So, a few more subtle adjustments and this one should be finished and framed before we leave for DesMoines on Tuesday. She's "Poughkeepsie Brunch", oil on linen, 36" x 60"...

Oh, one more from the 'prime' set:

Gee's Bend Homage: Easy, oil on linen, 36" x 60"

Tuesday, June 16, 2009

bearden/kahlo inspiration

Last Friday night was the opening reception of "Reaction", new works by the Visual Artists Alliance of LaGrange created in reaction to a work of art by a favorite artist.

Each artist's work (20 artists, 40 works in paint, glass, collage, clay) was accompanied by a small reproduction of the inspiration piece and a statement explaining their inspiration.

The show is taking place at the Cochran Gallery on Lafayette Square, downtown LaGrange. The gallery usually showcases the collection of local collectors Wes & Missy Cochran, who have a world class collection of graphics (focused heavily on Andy Warhol) and works by African-American artists. My favorite of their collection is a fantastic 1975 aquatint/photoetching by my American Idol, Romare Bearden, entitled The Family. Here it is:

The Cochrans graciously agreed to allow me to hang the Bearden next to my offering for the show, Alfresco, Family Table...

She is an oil on canvas, 55" x 72". I made her in collaboration with Genna. My thought process was that the juxstaposition of Genna's flowing style and my broad, crisp panes of color create a similar feeling to Bearden's collaged (or in this case, collage like) images.

Our featured work for the show was created by my VAAL co-director Cora Wooley Waterhouse. Her painting is Adaptation:

Inspired by this photographic portrait of Frida Kahlo by Nikolas Muray:

I loved what Cora had to say,

"Photographs of Mexican painter Frida Kahlo remind me of my own Hungarian grandmother, Anna Schreier. Both women were proud and exotic, brave and deeply independent. Last year for my birthday, my daughter gave me a book of fantastic photographic portraits of Kahlo taken by Nikolas Muray, one of her many lovers. I chose the cover photo as inspiration for my self portrait.

For my piece, I wear a heavily embroidered vest, homage to my Hungarian mother and grandmother. The necklace is a favorite of mine, found in pieces at the old LaGrange Antique Mall shortly after we arrived here. The azaleas and maple leaves for my hair are from my own beautiful springtime yard.
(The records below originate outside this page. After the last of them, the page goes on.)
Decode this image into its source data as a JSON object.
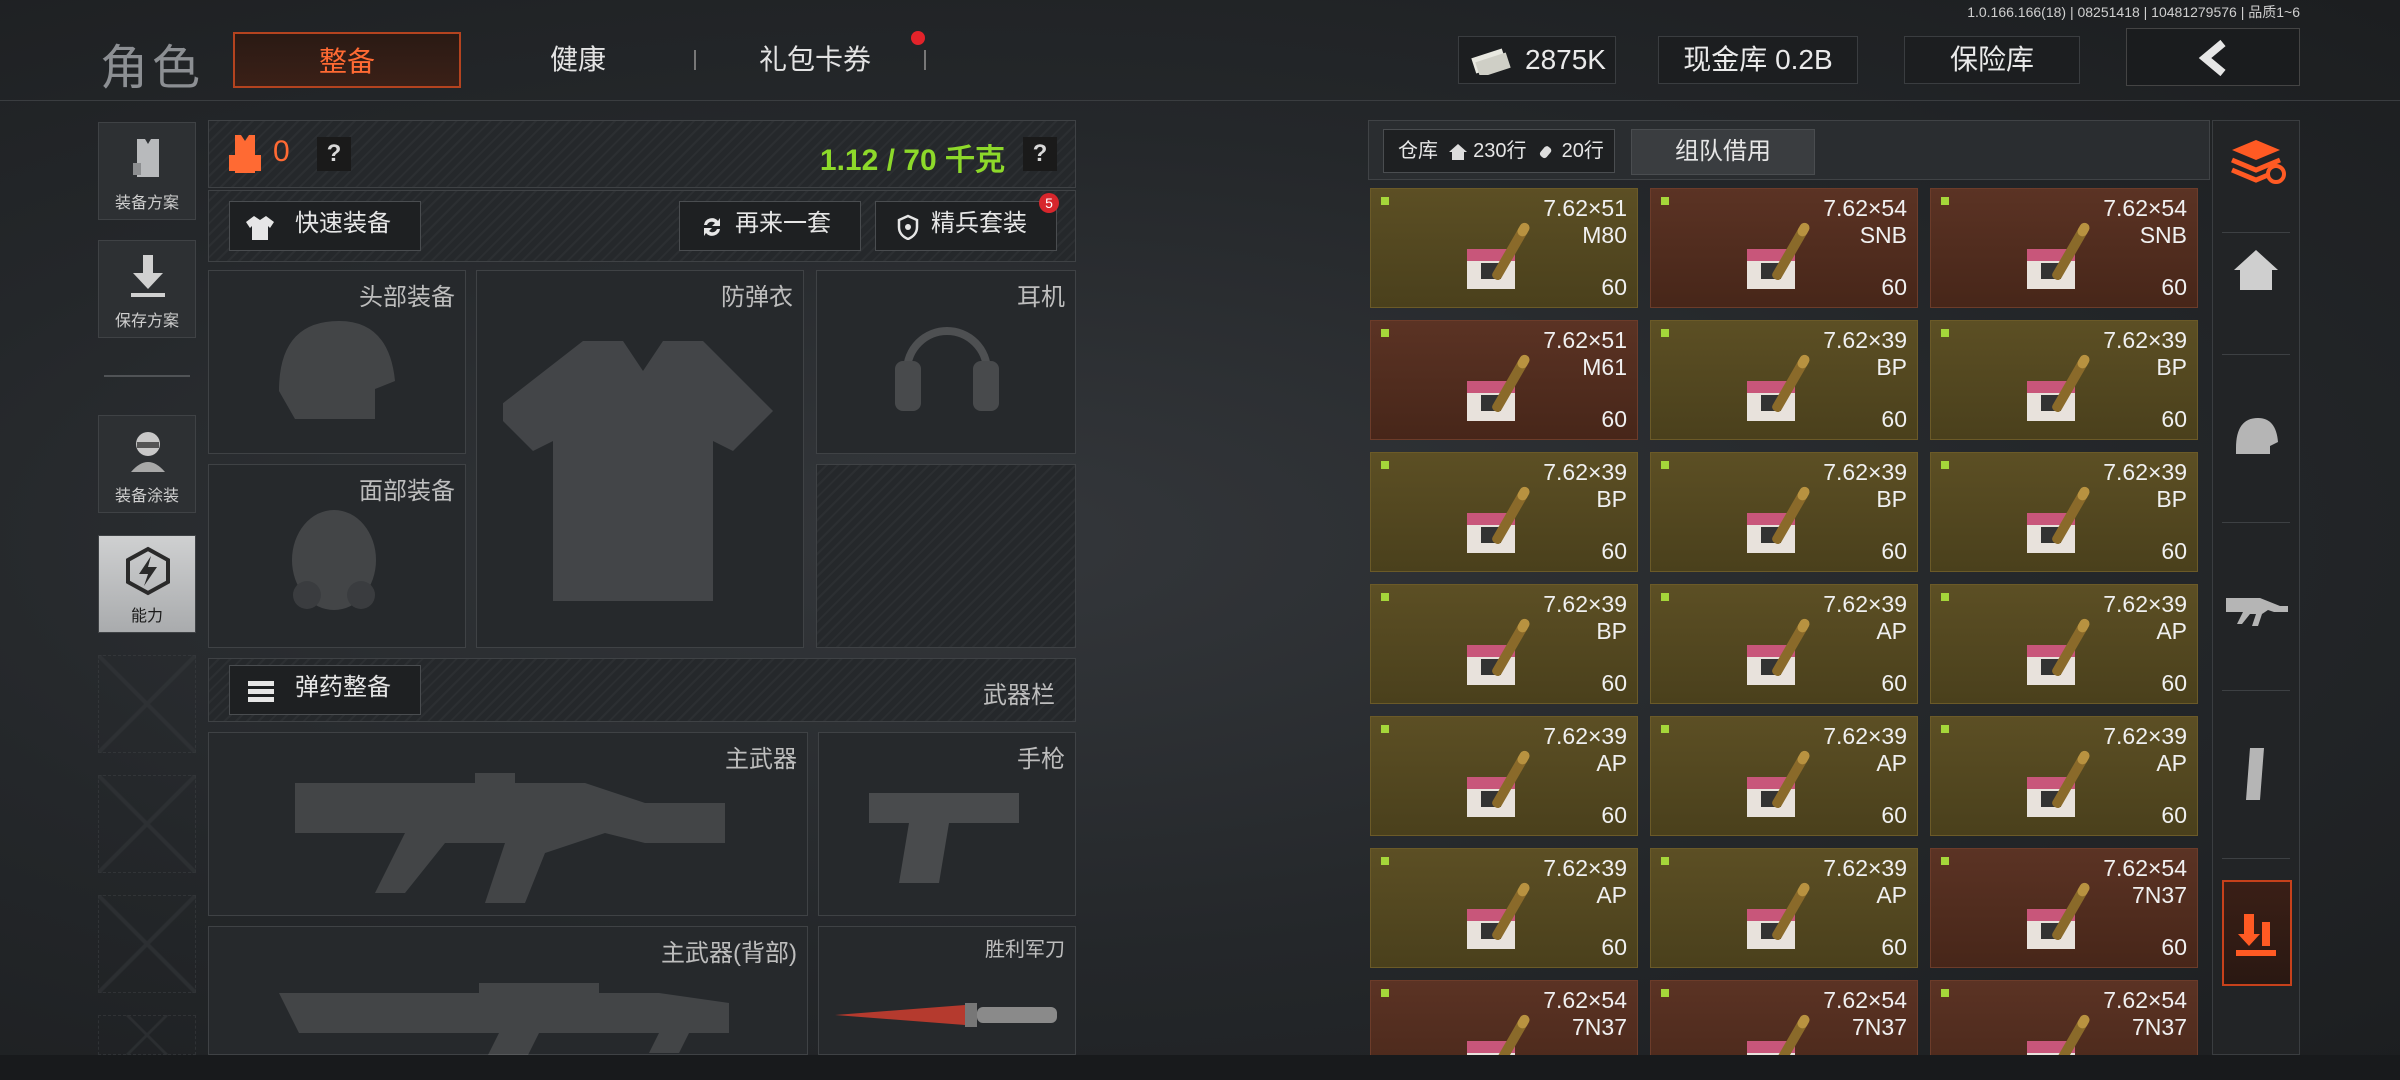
{
  "version_text": "1.0.166.166(18) | 08251418 | 10481279576 | 品质1~6",
  "header": {
    "title": "角色",
    "tabs": [
      {
        "label": "整备",
        "active": true
      },
      {
        "label": "健康",
        "active": false
      },
      {
        "label": "礼包卡券",
        "active": false,
        "badge": true
      }
    ],
    "money": "2875K",
    "cash_vault": "现金库 0.2B",
    "insurance": "保险库"
  },
  "sidebar": {
    "items": [
      {
        "label": "装备方案",
        "icon": "vest-plan-icon"
      },
      {
        "label": "保存方案",
        "icon": "save-download-icon"
      },
      {
        "label": "装备涂装",
        "icon": "soldier-skin-icon"
      },
      {
        "label": "能力",
        "icon": "ability-lightning-icon",
        "active": true
      }
    ]
  },
  "loadout": {
    "armor_count": "0",
    "weight": "1.12 / 70 千克",
    "help": "?",
    "quick_equip": "快速装备",
    "another_set": "再来一套",
    "elite_set": "精兵套装",
    "elite_badge": "5",
    "slots": {
      "head": "头部装备",
      "vest": "防弹衣",
      "earphone": "耳机",
      "face": "面部装备"
    },
    "ammo_equip": "弹药整备",
    "weapon_bar": "武器栏",
    "weapons": {
      "primary": "主武器",
      "pistol": "手枪",
      "primary_back": "主武器(背部)",
      "knife": "胜利军刀"
    }
  },
  "inventory": {
    "title": "仓库",
    "rows_home": "230行",
    "rows_item": "20行",
    "team_borrow": "组队借用",
    "items": [
      {
        "cal": "7.62×51",
        "type": "M80",
        "qty": "60",
        "color": "olive"
      },
      {
        "cal": "7.62×54",
        "type": "SNB",
        "qty": "60",
        "color": "rust"
      },
      {
        "cal": "7.62×54",
        "type": "SNB",
        "qty": "60",
        "color": "rust"
      },
      {
        "cal": "7.62×51",
        "type": "M61",
        "qty": "60",
        "color": "rust"
      },
      {
        "cal": "7.62×39",
        "type": "BP",
        "qty": "60",
        "color": "olive"
      },
      {
        "cal": "7.62×39",
        "type": "BP",
        "qty": "60",
        "color": "olive"
      },
      {
        "cal": "7.62×39",
        "type": "BP",
        "qty": "60",
        "color": "olive"
      },
      {
        "cal": "7.62×39",
        "type": "BP",
        "qty": "60",
        "color": "olive"
      },
      {
        "cal": "7.62×39",
        "type": "BP",
        "qty": "60",
        "color": "olive"
      },
      {
        "cal": "7.62×39",
        "type": "BP",
        "qty": "60",
        "color": "olive"
      },
      {
        "cal": "7.62×39",
        "type": "AP",
        "qty": "60",
        "color": "olive"
      },
      {
        "cal": "7.62×39",
        "type": "AP",
        "qty": "60",
        "color": "olive"
      },
      {
        "cal": "7.62×39",
        "type": "AP",
        "qty": "60",
        "color": "olive"
      },
      {
        "cal": "7.62×39",
        "type": "AP",
        "qty": "60",
        "color": "olive"
      },
      {
        "cal": "7.62×39",
        "type": "AP",
        "qty": "60",
        "color": "olive"
      },
      {
        "cal": "7.62×39",
        "type": "AP",
        "qty": "60",
        "color": "olive"
      },
      {
        "cal": "7.62×39",
        "type": "AP",
        "qty": "60",
        "color": "olive"
      },
      {
        "cal": "7.62×54",
        "type": "7N37",
        "qty": "60",
        "color": "rust"
      },
      {
        "cal": "7.62×54",
        "type": "7N37",
        "qty": "",
        "color": "rust"
      },
      {
        "cal": "7.62×54",
        "type": "7N37",
        "qty": "",
        "color": "rust"
      },
      {
        "cal": "7.62×54",
        "type": "7N37",
        "qty": "",
        "color": "rust"
      }
    ]
  },
  "right_bar": {
    "icons": [
      "sort-stack-icon",
      "home-icon",
      "helmet-icon",
      "rifle-icon",
      "magazine-icon",
      "warehouse-transfer-icon"
    ]
  },
  "colors": {
    "accent": "#ff6a33",
    "weight": "#8dd92a",
    "olive_item": "#5c4f24",
    "rust_item": "#5b3324"
  }
}
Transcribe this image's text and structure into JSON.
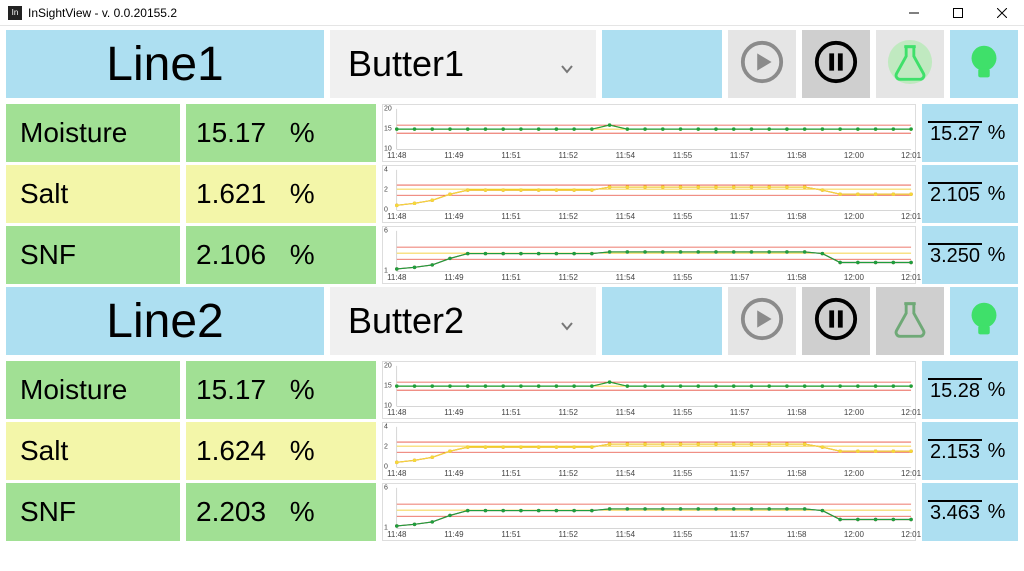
{
  "window": {
    "title": "InSightView - v. 0.0.20155.2",
    "icon_text": "In"
  },
  "lines": [
    {
      "title": "Line1",
      "recipe": "Butter1",
      "flask_glow": true,
      "params": [
        {
          "name": "Moisture",
          "value": "15.17",
          "unit": "%",
          "kind": "moist",
          "avg": "15.27",
          "chart": 0
        },
        {
          "name": "Salt",
          "value": "1.621",
          "unit": "%",
          "kind": "salt",
          "avg": "2.105",
          "chart": 1
        },
        {
          "name": "SNF",
          "value": "2.106",
          "unit": "%",
          "kind": "snf",
          "avg": "3.250",
          "chart": 2
        }
      ]
    },
    {
      "title": "Line2",
      "recipe": "Butter2",
      "flask_glow": false,
      "params": [
        {
          "name": "Moisture",
          "value": "15.17",
          "unit": "%",
          "kind": "moist",
          "avg": "15.28",
          "chart": 0
        },
        {
          "name": "Salt",
          "value": "1.624",
          "unit": "%",
          "kind": "salt",
          "avg": "2.153",
          "chart": 1
        },
        {
          "name": "SNF",
          "value": "2.203",
          "unit": "%",
          "kind": "snf",
          "avg": "3.463",
          "chart": 2
        }
      ]
    }
  ],
  "chart_data": [
    {
      "type": "line",
      "x_ticks": [
        "11:48",
        "11:49",
        "11:51",
        "11:52",
        "11:54",
        "11:55",
        "11:57",
        "11:58",
        "12:00",
        "12:01"
      ],
      "ylim": [
        10,
        20
      ],
      "y_ticks": [
        10,
        15,
        20
      ],
      "guides": {
        "red": [
          14,
          16
        ],
        "yellow": 15
      },
      "series": [
        {
          "name": "alt",
          "color": "#f4d93a",
          "values": [
            15,
            15,
            15,
            15,
            15,
            15,
            15,
            15,
            15,
            15,
            15,
            15,
            16,
            15,
            15,
            15,
            15,
            15,
            15,
            15,
            15,
            15,
            15,
            15,
            15,
            15,
            15,
            15,
            15,
            15
          ]
        },
        {
          "name": "main",
          "color": "#1e9e3e",
          "values": [
            15,
            15,
            15,
            15,
            15,
            15,
            15,
            15,
            15,
            15,
            15,
            15,
            16,
            15,
            15,
            15,
            15,
            15,
            15,
            15,
            15,
            15,
            15,
            15,
            15,
            15,
            15,
            15,
            15,
            15
          ]
        }
      ]
    },
    {
      "type": "line",
      "x_ticks": [
        "11:48",
        "11:49",
        "11:51",
        "11:52",
        "11:54",
        "11:55",
        "11:57",
        "11:58",
        "12:00",
        "12:01"
      ],
      "ylim": [
        0,
        4
      ],
      "y_ticks": [
        0,
        2,
        4
      ],
      "guides": {
        "red": [
          1.5,
          2.5
        ],
        "yellow": 2.1
      },
      "series": [
        {
          "name": "main",
          "color": "#d43f3a",
          "values": [
            0.5,
            0.7,
            1.0,
            1.6,
            2.0,
            2.0,
            2.0,
            2.0,
            2.0,
            2.0,
            2.0,
            2.0,
            2.3,
            2.3,
            2.3,
            2.3,
            2.3,
            2.3,
            2.3,
            2.3,
            2.3,
            2.3,
            2.3,
            2.3,
            2.0,
            1.6,
            1.6,
            1.6,
            1.6,
            1.6
          ]
        },
        {
          "name": "alt",
          "color": "#f4d93a",
          "values": [
            0.5,
            0.7,
            1.0,
            1.6,
            2.0,
            2.0,
            2.0,
            2.0,
            2.0,
            2.0,
            2.0,
            2.0,
            2.3,
            2.3,
            2.3,
            2.3,
            2.3,
            2.3,
            2.3,
            2.3,
            2.3,
            2.3,
            2.3,
            2.3,
            2.0,
            1.6,
            1.6,
            1.6,
            1.6,
            1.6
          ]
        }
      ]
    },
    {
      "type": "line",
      "x_ticks": [
        "11:48",
        "11:49",
        "11:51",
        "11:52",
        "11:54",
        "11:55",
        "11:57",
        "11:58",
        "12:00",
        "12:01"
      ],
      "ylim": [
        1,
        6
      ],
      "y_ticks": [
        1,
        6
      ],
      "guides": {
        "red": [
          2.5,
          4.0
        ],
        "yellow": 3.25
      },
      "series": [
        {
          "name": "alt",
          "color": "#d43f3a",
          "values": [
            1.3,
            1.5,
            1.8,
            2.6,
            3.2,
            3.2,
            3.2,
            3.2,
            3.2,
            3.2,
            3.2,
            3.2,
            3.4,
            3.4,
            3.4,
            3.4,
            3.4,
            3.4,
            3.4,
            3.4,
            3.4,
            3.4,
            3.4,
            3.4,
            3.2,
            2.1,
            2.1,
            2.1,
            2.1,
            2.1
          ]
        },
        {
          "name": "main",
          "color": "#1e9e3e",
          "values": [
            1.3,
            1.5,
            1.8,
            2.6,
            3.2,
            3.2,
            3.2,
            3.2,
            3.2,
            3.2,
            3.2,
            3.2,
            3.4,
            3.4,
            3.4,
            3.4,
            3.4,
            3.4,
            3.4,
            3.4,
            3.4,
            3.4,
            3.4,
            3.4,
            3.2,
            2.1,
            2.1,
            2.1,
            2.1,
            2.1
          ]
        }
      ]
    }
  ]
}
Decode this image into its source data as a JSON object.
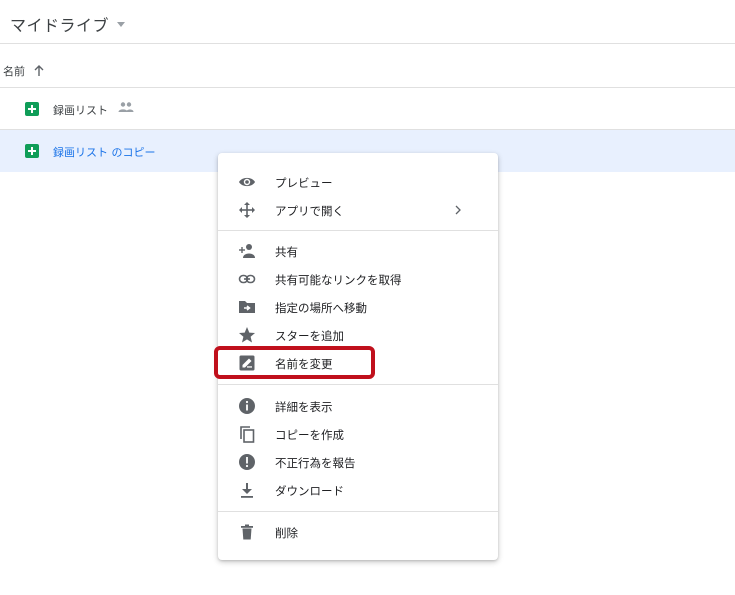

There is no place that blooms more beautifully than Georgia in spring.
I painted myself on a camouflage fabric ground. The idea that a fabric can help a person blend into their environment adds a wink of irony to my Adaptation and gives a nod to the patterned wallpaper background of the original work."

Kudos, Cora! Check her out online at

If you're planning to be in the LaGrange area, you can see the show Wednesday-Saturday from 1-5pm at the Cochran Gallery, E. Lafayette Square until July 2nd.

Monday, June 15, 2009


My very first exciting! Welcome all.

I'm Signe. I'm a thirty something (5) painter,

married to a fourty-ish (one) potter. My husband Genna (here he is, isn't he cute)

and I are partners in a co-operative gallery and travel widely showing our work and servicing galleries that feature our work. Genna's beautiful and talented daughter Nastiya is with us in the summers. Here she is,

Beautiful, no? She's also very smart & talented. She lives in Ukraine with her mom and just completed her second year of study in interior design. She also draws, paints, and can do every handcraft the first time she picks it up (knitting, pottery, beading, sculpture, etcetera, etcetera. It makes me absolutely green with envy how 'intelligent' her hands are!).

Anywho, this blog won't be about my family...just thought you'd like a little backstory. Visit me here to see 'what's on the easel', to hear about our art festival exploits, and to keep track of our newest inspirations. Looking forward to it!